BEGIN MATERIALS PROVIDED
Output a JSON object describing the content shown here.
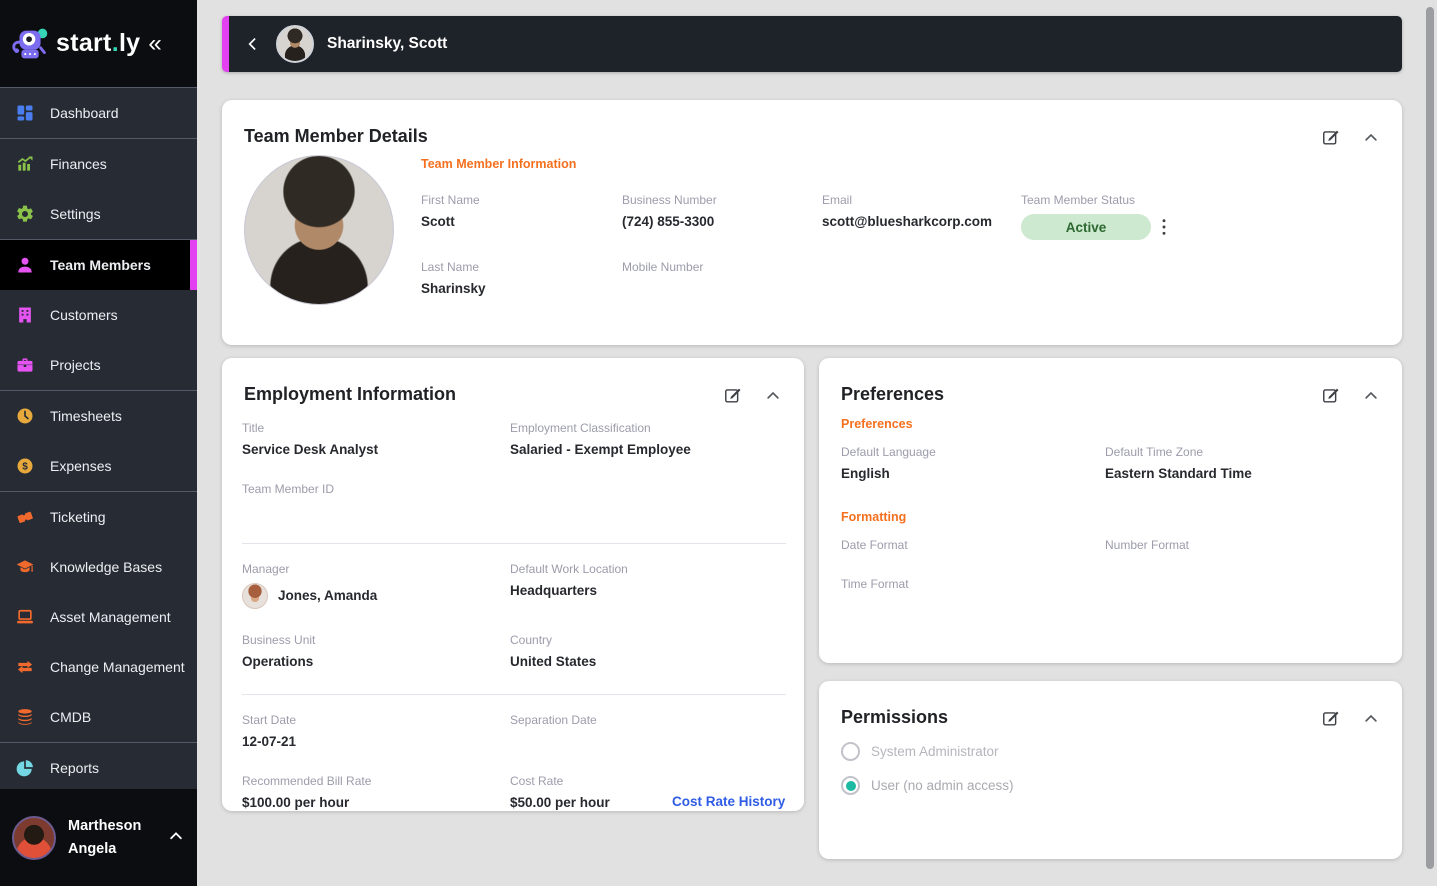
{
  "brand": {
    "name_start": "start",
    "name_dot": ".",
    "name_end": "ly",
    "collapse_icon": "«"
  },
  "colors": {
    "accent_magenta": "#e240f0",
    "accent_orange": "#f4701f",
    "link_blue": "#2f5ce5",
    "badge_green_bg": "#cde9cf",
    "badge_green_text": "#2c682f",
    "radio_teal": "#1db9a2",
    "sidebar_bg": "#272c34",
    "header_bar_bg": "#1e2329",
    "content_bg": "#e1e1e1"
  },
  "icons": {
    "edit": "edit-square-icon",
    "collapse": "chevron-up-icon",
    "kebab": "kebab-menu-icon",
    "back": "chevron-left-icon",
    "sidebar_collapse": "double-chevron-left-icon",
    "logo": "robot-icon"
  },
  "sidebar": {
    "items": [
      {
        "label": "Dashboard",
        "icon": "dashboard-grid-icon",
        "color": "#4a7df0",
        "active": false
      },
      {
        "label": "Finances",
        "icon": "bar-chart-icon",
        "color": "#8bc34a",
        "active": false
      },
      {
        "label": "Settings",
        "icon": "gear-icon",
        "color": "#8bc34a",
        "active": false
      },
      {
        "label": "Team Members",
        "icon": "person-icon",
        "color": "#e554f2",
        "active": true
      },
      {
        "label": "Customers",
        "icon": "building-icon",
        "color": "#e554f2",
        "active": false
      },
      {
        "label": "Projects",
        "icon": "briefcase-icon",
        "color": "#e554f2",
        "active": false
      },
      {
        "label": "Timesheets",
        "icon": "clock-icon",
        "color": "#e7a93c",
        "active": false
      },
      {
        "label": "Expenses",
        "icon": "dollar-coin-icon",
        "color": "#e7a93c",
        "active": false
      },
      {
        "label": "Ticketing",
        "icon": "ticket-icon",
        "color": "#f2692e",
        "active": false
      },
      {
        "label": "Knowledge Bases",
        "icon": "graduation-cap-icon",
        "color": "#f2692e",
        "active": false
      },
      {
        "label": "Asset Management",
        "icon": "laptop-icon",
        "color": "#f2692e",
        "active": false
      },
      {
        "label": "Change Management",
        "icon": "swap-arrows-icon",
        "color": "#f2692e",
        "active": false
      },
      {
        "label": "CMDB",
        "icon": "database-icon",
        "color": "#f2692e",
        "active": false
      },
      {
        "label": "Reports",
        "icon": "pie-chart-icon",
        "color": "#74d8e4",
        "active": false
      }
    ],
    "user": {
      "first_line": "Martheson",
      "second_line": "Angela"
    }
  },
  "header": {
    "title": "Sharinsky, Scott"
  },
  "team_details": {
    "title": "Team Member Details",
    "section": "Team Member Information",
    "first_name": {
      "label": "First Name",
      "value": "Scott"
    },
    "last_name": {
      "label": "Last Name",
      "value": "Sharinsky"
    },
    "business_number": {
      "label": "Business Number",
      "value": "(724) 855-3300"
    },
    "mobile_number": {
      "label": "Mobile Number",
      "value": ""
    },
    "email": {
      "label": "Email",
      "value": "scott@bluesharkcorp.com"
    },
    "status": {
      "label": "Team Member Status",
      "value": "Active"
    }
  },
  "employment": {
    "title": "Employment Information",
    "job_title": {
      "label": "Title",
      "value": "Service Desk Analyst"
    },
    "classification": {
      "label": "Employment Classification",
      "value": "Salaried - Exempt Employee"
    },
    "team_member_id": {
      "label": "Team Member ID",
      "value": ""
    },
    "manager": {
      "label": "Manager",
      "value": "Jones, Amanda"
    },
    "work_location": {
      "label": "Default Work Location",
      "value": "Headquarters"
    },
    "business_unit": {
      "label": "Business Unit",
      "value": "Operations"
    },
    "country": {
      "label": "Country",
      "value": "United States"
    },
    "start_date": {
      "label": "Start Date",
      "value": "12-07-21"
    },
    "separation_date": {
      "label": "Separation Date",
      "value": ""
    },
    "bill_rate": {
      "label": "Recommended Bill Rate",
      "value": "$100.00 per hour"
    },
    "cost_rate": {
      "label": "Cost Rate",
      "value": "$50.00 per hour"
    },
    "cost_rate_history": "Cost Rate History"
  },
  "preferences": {
    "title": "Preferences",
    "section_preferences": "Preferences",
    "section_formatting": "Formatting",
    "default_language": {
      "label": "Default Language",
      "value": "English"
    },
    "default_time_zone": {
      "label": "Default Time Zone",
      "value": "Eastern Standard Time"
    },
    "date_format": {
      "label": "Date Format",
      "value": ""
    },
    "number_format": {
      "label": "Number Format",
      "value": ""
    },
    "time_format": {
      "label": "Time Format",
      "value": ""
    }
  },
  "permissions": {
    "title": "Permissions",
    "options": [
      {
        "label": "System Administrator",
        "selected": false
      },
      {
        "label": "User (no admin access)",
        "selected": true
      }
    ]
  }
}
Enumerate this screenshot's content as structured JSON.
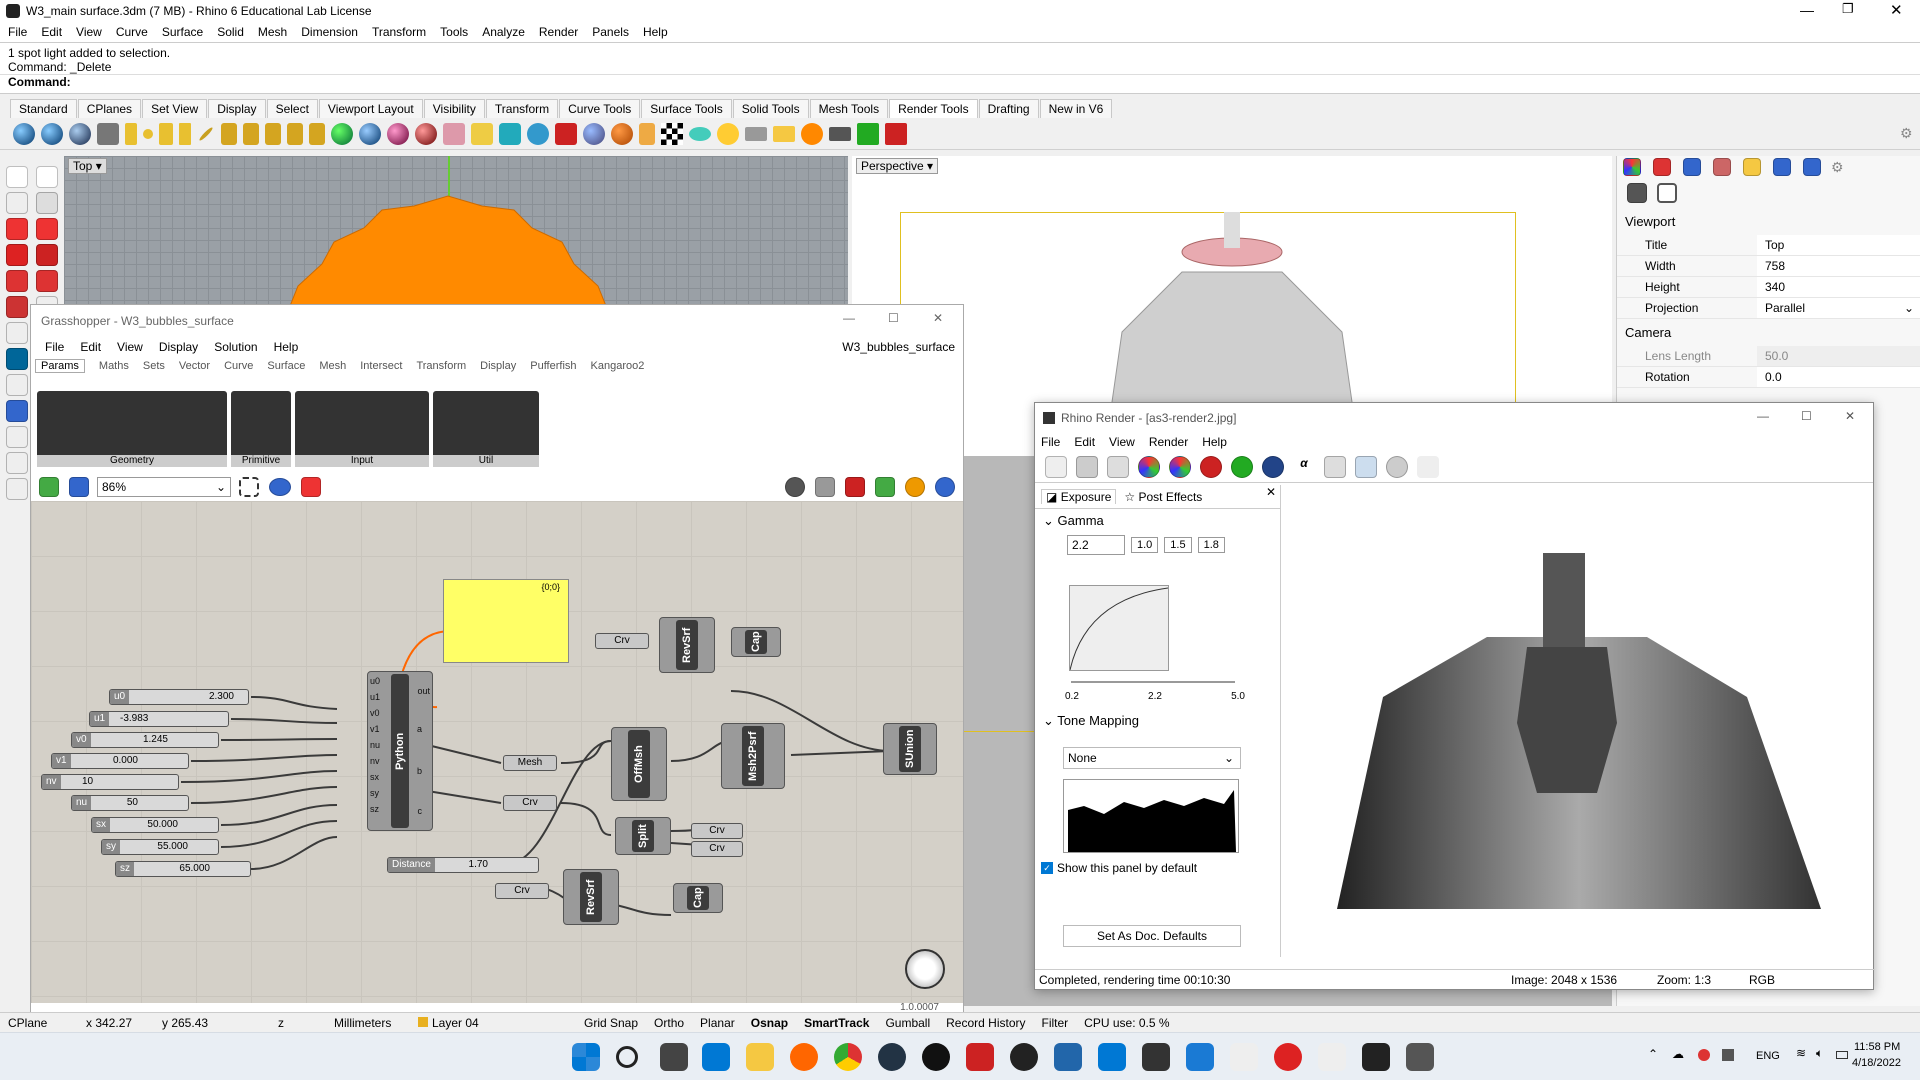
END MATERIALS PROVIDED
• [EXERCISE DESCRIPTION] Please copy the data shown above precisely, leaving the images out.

• [RESPONSE AREA]
Output a JSON object describing the content shown here.
{
  "brand": {
    "name_start": "start",
    "name_dot": ".",
    "name_end": "ly",
    "collapse_icon": "«"
  },
  "colors": {
    "accent_magenta": "#e240f0",
    "accent_orange": "#f4701f",
    "link_blue": "#2f5ce5",
    "badge_green_bg": "#cde9cf",
    "badge_green_text": "#2c682f",
    "radio_teal": "#1db9a2",
    "sidebar_bg": "#272c34",
    "header_bar_bg": "#1e2329",
    "content_bg": "#e1e1e1"
  },
  "icons": {
    "edit": "edit-square-icon",
    "collapse": "chevron-up-icon",
    "kebab": "kebab-menu-icon",
    "back": "chevron-left-icon",
    "sidebar_collapse": "double-chevron-left-icon",
    "logo": "robot-icon"
  },
  "sidebar": {
    "items": [
      {
        "label": "Dashboard",
        "icon": "dashboard-grid-icon",
        "color": "#4a7df0",
        "active": false
      },
      {
        "label": "Finances",
        "icon": "bar-chart-icon",
        "color": "#8bc34a",
        "active": false
      },
      {
        "label": "Settings",
        "icon": "gear-icon",
        "color": "#8bc34a",
        "active": false
      },
      {
        "label": "Team Members",
        "icon": "person-icon",
        "color": "#e554f2",
        "active": true
      },
      {
        "label": "Customers",
        "icon": "building-icon",
        "color": "#e554f2",
        "active": false
      },
      {
        "label": "Projects",
        "icon": "briefcase-icon",
        "color": "#e554f2",
        "active": false
      },
      {
        "label": "Timesheets",
        "icon": "clock-icon",
        "color": "#e7a93c",
        "active": false
      },
      {
        "label": "Expenses",
        "icon": "dollar-coin-icon",
        "color": "#e7a93c",
        "active": false
      },
      {
        "label": "Ticketing",
        "icon": "ticket-icon",
        "color": "#f2692e",
        "active": false
      },
      {
        "label": "Knowledge Bases",
        "icon": "graduation-cap-icon",
        "color": "#f2692e",
        "active": false
      },
      {
        "label": "Asset Management",
        "icon": "laptop-icon",
        "color": "#f2692e",
        "active": false
      },
      {
        "label": "Change Management",
        "icon": "swap-arrows-icon",
        "color": "#f2692e",
        "active": false
      },
      {
        "label": "CMDB",
        "icon": "database-icon",
        "color": "#f2692e",
        "active": false
      },
      {
        "label": "Reports",
        "icon": "pie-chart-icon",
        "color": "#74d8e4",
        "active": false
      }
    ],
    "user": {
      "first_line": "Martheson",
      "second_line": "Angela"
    }
  },
  "header": {
    "title": "Sharinsky, Scott"
  },
  "team_details": {
    "title": "Team Member Details",
    "section": "Team Member Information",
    "first_name": {
      "label": "First Name",
      "value": "Scott"
    },
    "last_name": {
      "label": "Last Name",
      "value": "Sharinsky"
    },
    "business_number": {
      "label": "Business Number",
      "value": "(724) 855-3300"
    },
    "mobile_number": {
      "label": "Mobile Number",
      "value": ""
    },
    "email": {
      "label": "Email",
      "value": "scott@bluesharkcorp.com"
    },
    "status": {
      "label": "Team Member Status",
      "value": "Active"
    }
  },
  "employment": {
    "title": "Employment Information",
    "job_title": {
      "label": "Title",
      "value": "Service Desk Analyst"
    },
    "classification": {
      "label": "Employment Classification",
      "value": "Salaried - Exempt Employee"
    },
    "team_member_id": {
      "label": "Team Member ID",
      "value": ""
    },
    "manager": {
      "label": "Manager",
      "value": "Jones, Amanda"
    },
    "work_location": {
      "label": "Default Work Location",
      "value": "Headquarters"
    },
    "business_unit": {
      "label": "Business Unit",
      "value": "Operations"
    },
    "country": {
      "label": "Country",
      "value": "United States"
    },
    "start_date": {
      "label": "Start Date",
      "value": "12-07-21"
    },
    "separation_date": {
      "label": "Separation Date",
      "value": ""
    },
    "bill_rate": {
      "label": "Recommended Bill Rate",
      "value": "$100.00 per hour"
    },
    "cost_rate": {
      "label": "Cost Rate",
      "value": "$50.00 per hour"
    },
    "cost_rate_history": "Cost Rate History"
  },
  "preferences": {
    "title": "Preferences",
    "section_preferences": "Preferences",
    "section_formatting": "Formatting",
    "default_language": {
      "label": "Default Language",
      "value": "English"
    },
    "default_time_zone": {
      "label": "Default Time Zone",
      "value": "Eastern Standard Time"
    },
    "date_format": {
      "label": "Date Format",
      "value": ""
    },
    "number_format": {
      "label": "Number Format",
      "value": ""
    },
    "time_format": {
      "label": "Time Format",
      "value": ""
    }
  },
  "permissions": {
    "title": "Permissions",
    "options": [
      {
        "label": "System Administrator",
        "selected": false
      },
      {
        "label": "User (no admin access)",
        "selected": true
      }
    ]
  }
}
Enumerate this screenshot's content as structured JSON.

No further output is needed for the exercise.